Thursday my busy week caught up with me and I felt like I’d been trampled by a herd of wild elephants.  To add insult to injury my period was due and I just felt bleugh.  I wasn’t alone either – my lovely Bertie has suffered with a herniated spinal disc for several years now and his back has really been playing him up the past few weeks.  My usual treatment plan of giving him strawberry flavoured infant Calpol (which I think he hates more than the pain) and sleeping on a 4″ orthopaedic grade mattress with a heated pet mat so that he doesn’t get cold and stiff during the night doesn’t seem to be helping – not that he’s spoiled in any way you understand, or receiving 100% better care than I am 😉

Friday I woke with a migraine which, by tea time, felt like someone was stabbing my brain with a pick axe.  I couldn’t eat a thing, felt so nauseous I didn’t know what to do with myself and was hugely light and noise sensitive so I spent the day lying in bed, bored out of my mind and wishing I were dead.  It’s all the fault of my sodding hormones.  I was on day 32 of my cycle and my period had still not put in an appearance – hurry the fuck up and let’s get it over with.
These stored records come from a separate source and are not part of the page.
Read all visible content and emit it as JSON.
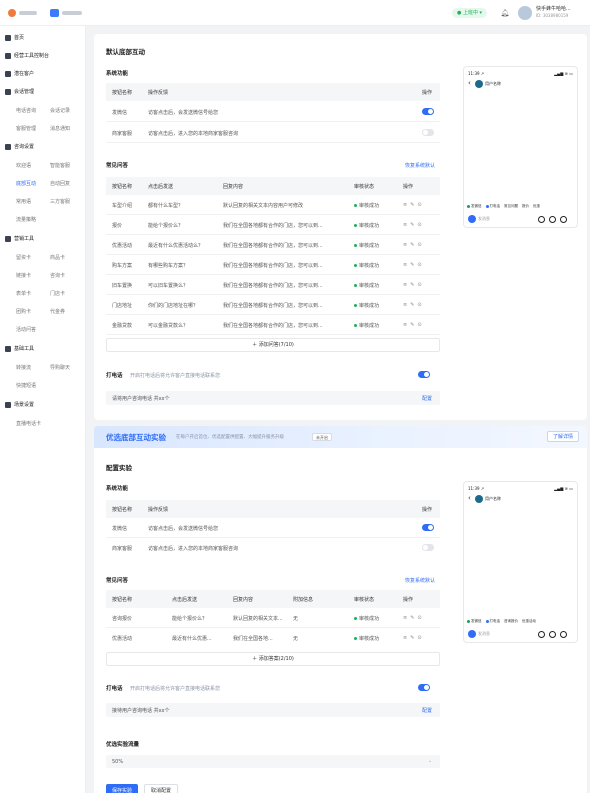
{
  "header": {
    "online_status": "● 上班中 ▾",
    "user_name": "快手蜂牛哈哈...",
    "user_id": "ID: 3028980159"
  },
  "sidebar": {
    "groups": [
      {
        "label": "首页",
        "icon": "home-icon"
      },
      {
        "label": "经营工具控制台",
        "icon": "console-icon"
      },
      {
        "label": "潜在客户",
        "icon": "customer-icon"
      },
      {
        "label": "会话管理",
        "icon": "chat-icon"
      },
      {
        "label": "咨询设置",
        "icon": "settings-icon"
      },
      {
        "label": "营销工具",
        "icon": "marketing-icon"
      },
      {
        "label": "基础工具",
        "icon": "tools-icon"
      },
      {
        "label": "场景设置",
        "icon": "scene-icon"
      }
    ],
    "subs": {
      "session": [
        "电话咨询",
        "会话记录",
        "客服管理",
        "消息通知"
      ],
      "consult": [
        "欢迎语",
        "智能客服",
        "底部互动",
        "自动回复",
        "常用语",
        "三方客服",
        "流量策略"
      ],
      "marketing": [
        "留资卡",
        "商品卡",
        "链接卡",
        "咨询卡",
        "表单卡",
        "门店卡",
        "团购卡",
        "代金券",
        "活动问答"
      ],
      "basic": [
        "转接流",
        "导购聊天",
        "快捷短语"
      ],
      "scene": [
        "直播电话卡"
      ]
    }
  },
  "section1": {
    "title": "默认底部互动",
    "system_functions_title": "系统功能",
    "sys_headers": [
      "按钮名称",
      "操作反馈",
      "操作"
    ],
    "sys_rows": [
      {
        "name": "发微信",
        "feedback": "访客点击后，会发送微信号给您",
        "enabled": true
      },
      {
        "name": "商家客服",
        "feedback": "访客点击后，进入您的本地商家客服咨询",
        "enabled": false
      }
    ],
    "faq_title": "常见问答",
    "restore_link": "恢复系统默认",
    "faq_headers": [
      "按钮名称",
      "点击后发送",
      "回复内容",
      "审核状态",
      "操作"
    ],
    "faq_rows": [
      {
        "name": "车型介绍",
        "send": "都有什么车型？",
        "reply": "默认回复的相关文本内容用户可修改",
        "status": "审核成功"
      },
      {
        "name": "报价",
        "send": "能给个报价么？",
        "reply": "我们在全国各地都有合作的门店，您可以到...",
        "status": "审核成功"
      },
      {
        "name": "优惠活动",
        "send": "最近有什么优惠活动么？",
        "reply": "我们在全国各地都有合作的门店，您可以到...",
        "status": "审核成功"
      },
      {
        "name": "购车方案",
        "send": "有哪些购车方案？",
        "reply": "我们在全国各地都有合作的门店，您可以到...",
        "status": "审核成功"
      },
      {
        "name": "旧车置换",
        "send": "可以旧车置换么？",
        "reply": "我们在全国各地都有合作的门店，您可以到...",
        "status": "审核成功"
      },
      {
        "name": "门店地址",
        "send": "你们的门店地址在哪？",
        "reply": "我们在全国各地都有合作的门店，您可以到...",
        "status": "审核成功"
      },
      {
        "name": "金融贷款",
        "send": "可以金融贷款么？",
        "reply": "我们在全国各地都有合作的门店，您可以到...",
        "status": "审核成功"
      }
    ],
    "add_label": "＋ 添加问答(7/10)",
    "call_title": "打电话",
    "call_desc": "开启打电话后将允许客户直接电话联系您",
    "call_field": "请将用户咨询电话 共xx个",
    "config_link": "配置"
  },
  "phone1": {
    "time": "11:39 ↗",
    "signal": "▂▄▆ ≋ ▭",
    "name": "用户名称",
    "chips": [
      "发微信",
      "打电话",
      "常见问题",
      "报价",
      "优惠"
    ],
    "input_placeholder": "发消息"
  },
  "banner": {
    "title": "优选底部互动实验",
    "desc": "在每户开启首位、优选配置供配置、大幅提升服务升级",
    "tag": "未开启",
    "button": "了解详情"
  },
  "section2": {
    "title": "配置实验",
    "system_functions_title": "系统功能",
    "sys_headers": [
      "按钮名称",
      "操作反馈",
      "操作"
    ],
    "sys_rows": [
      {
        "name": "发微信",
        "feedback": "访客点击后，会发送微信号给您",
        "enabled": true
      },
      {
        "name": "商家客服",
        "feedback": "访客点击后，进入您的本地商家客服咨询",
        "enabled": false
      }
    ],
    "faq_title": "常见问答",
    "restore_link": "恢复系统默认",
    "faq_headers": [
      "按钮名称",
      "点击后发送",
      "回复内容",
      "附加信息",
      "审核状态",
      "操作"
    ],
    "faq_rows": [
      {
        "name": "咨询报价",
        "send": "能给个报价么？",
        "reply": "默认回复的相关文本...",
        "extra": "无",
        "status": "审核成功"
      },
      {
        "name": "优惠活动",
        "send": "最近有什么优惠...",
        "reply": "我们在全国各地...",
        "extra": "无",
        "status": "审核成功"
      }
    ],
    "add_label": "＋ 添加答案(2/10)",
    "call_title": "打电话",
    "call_desc": "开启打电话后将允许客户直接电话联系您",
    "call_field": "接待用户咨询电话 共xx个",
    "config_link": "配置",
    "traffic_title": "优选实验流量",
    "traffic_value": "50%",
    "save_button": "保存实验",
    "cancel_button": "取消配置"
  },
  "phone2": {
    "time": "11:39 ↗",
    "signal": "▂▄▆ ≋ ▭",
    "name": "用户名称",
    "chips": [
      "发微信",
      "打电话",
      "咨询报价",
      "优惠活动"
    ],
    "input_placeholder": "发消息"
  }
}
I woke the next day with residual pain but at least the stabbing had stopped.  I was completely loopy loo, however, and got all togged up to take Bertie out and was halfway down the drive with him when my dog walker rocked up.  In my fuddled brain it was Sunday, which is my day to take him, but of course I was 24 hours ahead of myself and it was only Saturday.  Doh and double Doh!
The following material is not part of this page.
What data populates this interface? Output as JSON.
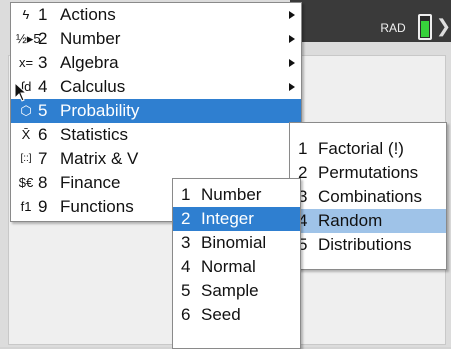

Needing a treat for surviving the previous 48 hours I mugged off the washing up and laundry and spent the morning taking photos in my spare bedroom.  I had a plan to do just my eyes behind a bedouin type veil, but ended up with this photo which I was quite happy with.  Before anyone gets excited I look nowhere near this good in real life – I might have 30 years ago, but the taut flawless complexion in this picture is all down to airbrushing and other computer trickery, like removing my 50 year old wrinkles and all the horrible red capillaries in my eyes.  The eye makeup was added in post processing (because who the hell has the energy to put eyeshadow on), the lips are due to cherry flavoured chapstick and I don’t ever need blusher with my permanently rosy histamine cheeks – every cloud ‘n all that  😉Saturday afternoon Bertie and I had a potter down by the river (or rather, Bert pottered and I sat and watched) and it was wonderful.  It reached the dizzy heights of 8C, the second warmest day of the last 4 months, and a strange yellow globe appeared in the sky which I think is called the Sun 😉  The Oystercatchers have arrived back from their wintering grounds, the song of a solitary Lapwing was on the breeze and I even spotted a young Heron who flew away the second it spotted me back.  Spring is around the corner my friends and it can’t come soon enough!